In 1995 the Warden of Angola Prison approached New Orleans Baptist Theological Seminary with an unusual request. Known as the “bloodiest prison in America,” Angola was in trouble and Warden Cain envisioned a solution. He wanted to create a process of moral rehabilitation that began with a seminary education, training inmates to become faith leaders inside prison walls.
In our American system of retributive justice, those who commit crimes are removed from society for a time and housed in facilities away from public view and interaction. While the goal is deterrence and rehabilitation, the result is a collection of the most disaffected and angry men collected in a single institution. For those inside, both inmates and prison staff, the experience is one of constant fear and danger.
Without funding, Dr. Chuck Kelley, then-President of NOBTS, agreed to this request and began providing bachelor’s level theological education inside Angola. At the same time, seminary personnel began working with prison staff to create roles for the students who would eventually graduate. Two positions were formulated: social mentors and church planters.
The first, social mentors, are graduates of the program whose sole work is helping the newly incarcerated acclimate to prison life. The initial shock one experiences upon arriving inside a maximum security prison is disconcerting, unlike anything one has ever encountered. The 170 seminary graduates acting as social mentors ease this transition by helping the men on the cell block to regulate their emotions and manage their behaviors.
The second position was even more uncommon. Warden Cain allowed certain stellar graduates of the program to begin small churches inside the prison. To date there have been 30 churches planted under a variety of denominational banners, including the first-ever Southern Baptist Convention approved standalone congregation. The inmate pastors live alongside their parishioners in the cell blocks and thus are required to exhibit an exceptional moral and spiritual presence which is both genuine and transparent. In an environment where hypocrisy is quickly recognized and highly disdained, these inmates are held to very high standards by both peers and prison personnel.
The results have been nothing short of amazing. Hallet, Hays, Johnson, Jang and Duwe (2017), chronicled the results in their study entitled: The Angola Prison Seminary: Effects of Faith-based Ministry on Identity Transformation, Desistance, and Rehabilitation. The violence inside the prison was markedly reduced as per the prison’s own statistics, including an entire week without one fistfight, according to Warden Cain, a remarkable statistic given the population housed there. Cain attributes the change to the work of the graduates of the seminary, men whose ability to act as peers and to respond immediately to escalating problems impact the environment in ways that prison security and wardens could not.

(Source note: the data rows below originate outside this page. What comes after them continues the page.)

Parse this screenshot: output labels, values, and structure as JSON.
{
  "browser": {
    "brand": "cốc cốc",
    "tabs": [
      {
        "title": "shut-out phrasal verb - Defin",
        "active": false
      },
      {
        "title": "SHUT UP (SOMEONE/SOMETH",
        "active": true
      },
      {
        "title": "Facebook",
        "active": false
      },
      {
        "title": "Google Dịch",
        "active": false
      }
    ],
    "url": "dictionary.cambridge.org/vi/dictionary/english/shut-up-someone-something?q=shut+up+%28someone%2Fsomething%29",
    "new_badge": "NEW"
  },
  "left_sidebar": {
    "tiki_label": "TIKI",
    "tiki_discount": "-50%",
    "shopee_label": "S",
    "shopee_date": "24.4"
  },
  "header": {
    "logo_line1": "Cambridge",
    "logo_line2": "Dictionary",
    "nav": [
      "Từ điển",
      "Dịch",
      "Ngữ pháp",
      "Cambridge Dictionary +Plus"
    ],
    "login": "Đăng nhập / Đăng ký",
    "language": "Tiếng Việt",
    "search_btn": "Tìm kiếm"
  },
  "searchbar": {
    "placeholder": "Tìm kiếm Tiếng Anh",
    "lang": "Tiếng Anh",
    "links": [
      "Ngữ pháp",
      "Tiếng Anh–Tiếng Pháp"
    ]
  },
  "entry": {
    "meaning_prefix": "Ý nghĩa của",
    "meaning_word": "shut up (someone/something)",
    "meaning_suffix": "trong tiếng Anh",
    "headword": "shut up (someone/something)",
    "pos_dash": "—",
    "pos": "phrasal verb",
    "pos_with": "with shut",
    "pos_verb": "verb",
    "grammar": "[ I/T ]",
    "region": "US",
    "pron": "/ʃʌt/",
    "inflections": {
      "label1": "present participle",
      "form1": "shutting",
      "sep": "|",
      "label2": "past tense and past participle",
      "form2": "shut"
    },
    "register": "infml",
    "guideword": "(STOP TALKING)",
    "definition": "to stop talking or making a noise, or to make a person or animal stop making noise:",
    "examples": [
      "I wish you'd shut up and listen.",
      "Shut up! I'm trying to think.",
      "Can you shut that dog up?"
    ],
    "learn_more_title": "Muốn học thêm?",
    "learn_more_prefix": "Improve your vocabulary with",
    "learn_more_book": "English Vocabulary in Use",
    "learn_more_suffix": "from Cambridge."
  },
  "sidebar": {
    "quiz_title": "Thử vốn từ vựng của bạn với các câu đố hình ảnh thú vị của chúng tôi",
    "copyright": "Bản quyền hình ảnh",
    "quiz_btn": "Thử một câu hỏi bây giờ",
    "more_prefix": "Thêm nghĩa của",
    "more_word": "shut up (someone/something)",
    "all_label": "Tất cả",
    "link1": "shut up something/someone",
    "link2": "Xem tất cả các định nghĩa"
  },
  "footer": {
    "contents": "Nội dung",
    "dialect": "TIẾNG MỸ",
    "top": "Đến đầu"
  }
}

The prison world is much like a closed mission field. Inside the walls exists an alien culture, complete with foodways, folkways, a different language and behavioral expectations very different from free society. This can require years of acclimation before one can begin to fully comprehend the unique challenges faced by the incarcerated. Thus, outside ministries that offer occasional services to inmates are incapable of having the same impact as can an indigenous leader housed inside and alongside his fellow inmates. With the right training these leaders can exert a moral influence inside such a closed environment capable of changing the spiritual, emotional and behavioral climate of the institution.

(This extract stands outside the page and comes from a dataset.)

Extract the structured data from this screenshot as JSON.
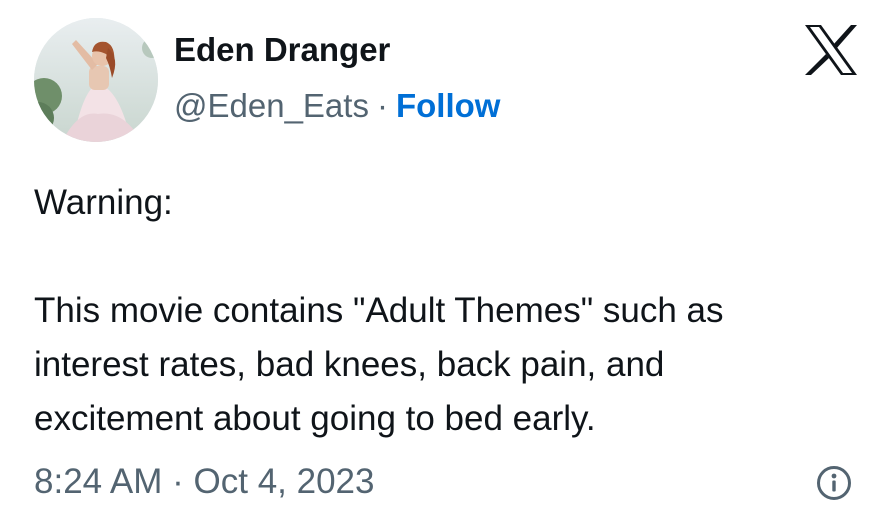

Currently, NOBTS has programs like Angola’s inside six maximum security prisons in four states. At the inmate’s request, NOBTS has added the Master of Divinity degree at Angola to further the education of graduates seeking advanced training. Furthermore, the concept has expanded beyond NOBTS to seminaries and Christian universities across the nation.

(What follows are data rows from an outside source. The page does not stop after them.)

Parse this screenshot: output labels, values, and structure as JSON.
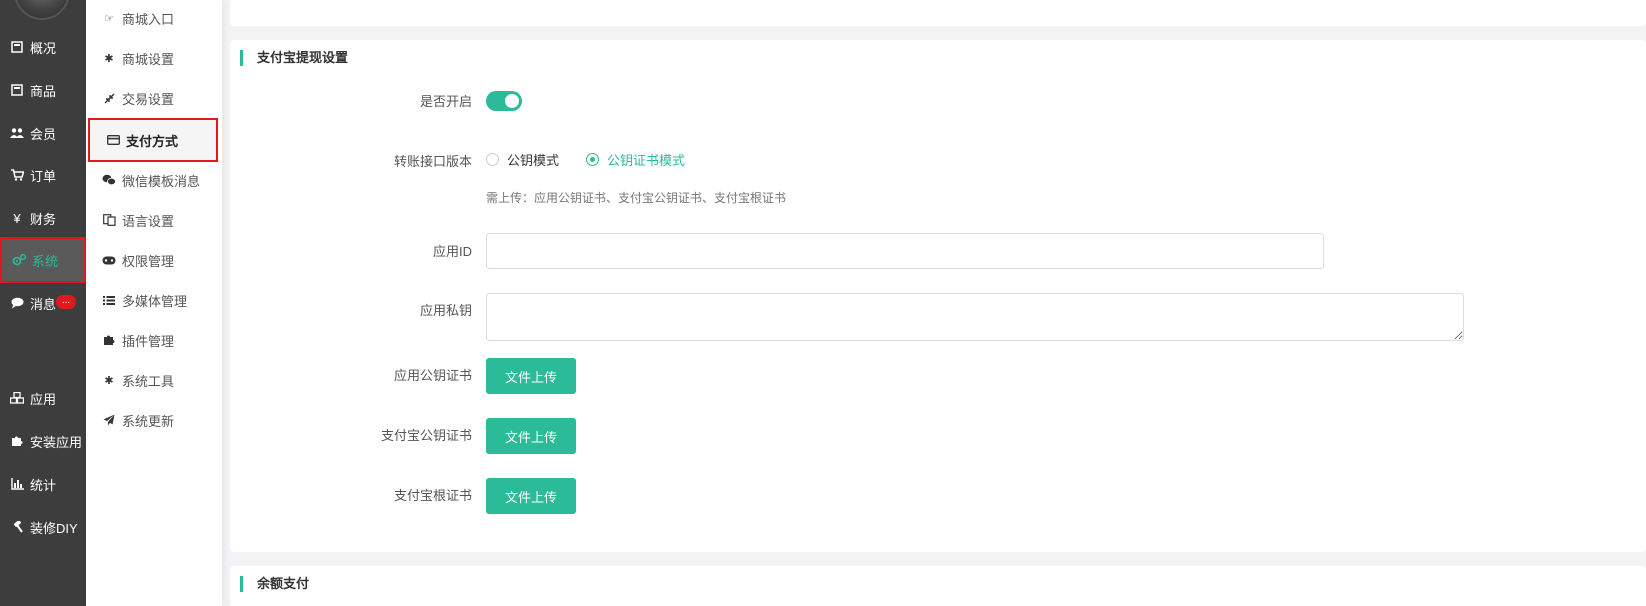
{
  "main_nav": {
    "items": [
      {
        "label": "概况",
        "icon": "overview-icon"
      },
      {
        "label": "商品",
        "icon": "goods-icon"
      },
      {
        "label": "会员",
        "icon": "users-icon"
      },
      {
        "label": "订单",
        "icon": "cart-icon"
      },
      {
        "label": "财务",
        "icon": "yen-icon"
      },
      {
        "label": "系统",
        "icon": "gears-icon"
      },
      {
        "label": "消息",
        "icon": "comment-icon"
      },
      {
        "label": "应用",
        "icon": "cubes-icon"
      },
      {
        "label": "安装应用",
        "icon": "puzzle-icon"
      },
      {
        "label": "统计",
        "icon": "bar-chart-icon"
      },
      {
        "label": "装修DIY",
        "icon": "hammer-icon"
      }
    ],
    "message_badge": "...",
    "active_item": "系统"
  },
  "sub_nav": {
    "items": [
      {
        "label": "商城入口",
        "icon": "hand-point-icon"
      },
      {
        "label": "商城设置",
        "icon": "gear-icon"
      },
      {
        "label": "交易设置",
        "icon": "compress-icon"
      },
      {
        "label": "支付方式",
        "icon": "credit-card-icon"
      },
      {
        "label": "微信模板消息",
        "icon": "wechat-icon"
      },
      {
        "label": "语言设置",
        "icon": "language-icon"
      },
      {
        "label": "权限管理",
        "icon": "gamepad-icon"
      },
      {
        "label": "多媒体管理",
        "icon": "list-icon"
      },
      {
        "label": "插件管理",
        "icon": "puzzle-icon"
      },
      {
        "label": "系统工具",
        "icon": "gear-icon"
      },
      {
        "label": "系统更新",
        "icon": "paper-plane-icon"
      }
    ],
    "active_item": "支付方式"
  },
  "alipay_section": {
    "title": "支付宝提现设置",
    "enable_label": "是否开启",
    "enable_state": "on",
    "version_label": "转账接口版本",
    "version_options": [
      "公钥模式",
      "公钥证书模式"
    ],
    "version_selected": "公钥证书模式",
    "hint": "需上传：应用公钥证书、支付宝公钥证书、支付宝根证书",
    "app_id_label": "应用ID",
    "app_id_value": "",
    "private_key_label": "应用私钥",
    "private_key_value": "",
    "app_cert_label": "应用公钥证书",
    "alipay_cert_label": "支付宝公钥证书",
    "root_cert_label": "支付宝根证书",
    "upload_label": "文件上传"
  },
  "balance_section": {
    "title": "余额支付"
  },
  "colors": {
    "accent": "#2bbb98",
    "sidebar_bg": "#3d3d3d",
    "highlight_border": "#e0191f"
  }
}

Upon his retirement as Warden of Angola, Burl Cain established the Global Prison Seminaries Foundation whose purpose is to establish similar programs throughout the world. Providing training and mentoring to prison administrators and educators, Cain and his team have extended the concept to multiple prisons around the nation and are seeking international sites where they can adapt the model beyond the United States.
As the nation begins to recognize the failure of our carceral system and envision reforms that can improve our ability to restore inmates to full societal participation, programs such as the moral rehabilitation model of NOBTS and the Global Prison Seminaries Foundation have potential to play a major role. Cain is fond of saying, “We can educate prisons but they only become smarter criminals; what is needed is moral rehabilitation that shapes their character.” The proven results at Angola since 1995 show the moral rehabilitation model of theologically-based education merits a role in future prison reform efforts.
For more on Angola’s prison reform and moral rehabilitation, see:
Kevin Brown, PhD, LCSW, is an Associate Professor of Social Work and the Director of Prison Educational Programs at New Orleans Baptist Theological Seminary overseeing six extension center programs inside maximum security prisons in four states. Kevin has been teaching Christian community development ministries in at-risk, urban communities in North America and beyond for a number of years at New Orleans Baptist Theological Seminary. He is currently vice president and soon to be president (in 2020) of NACSW’s Board of Directors, and has been a member of NACSW since 2009.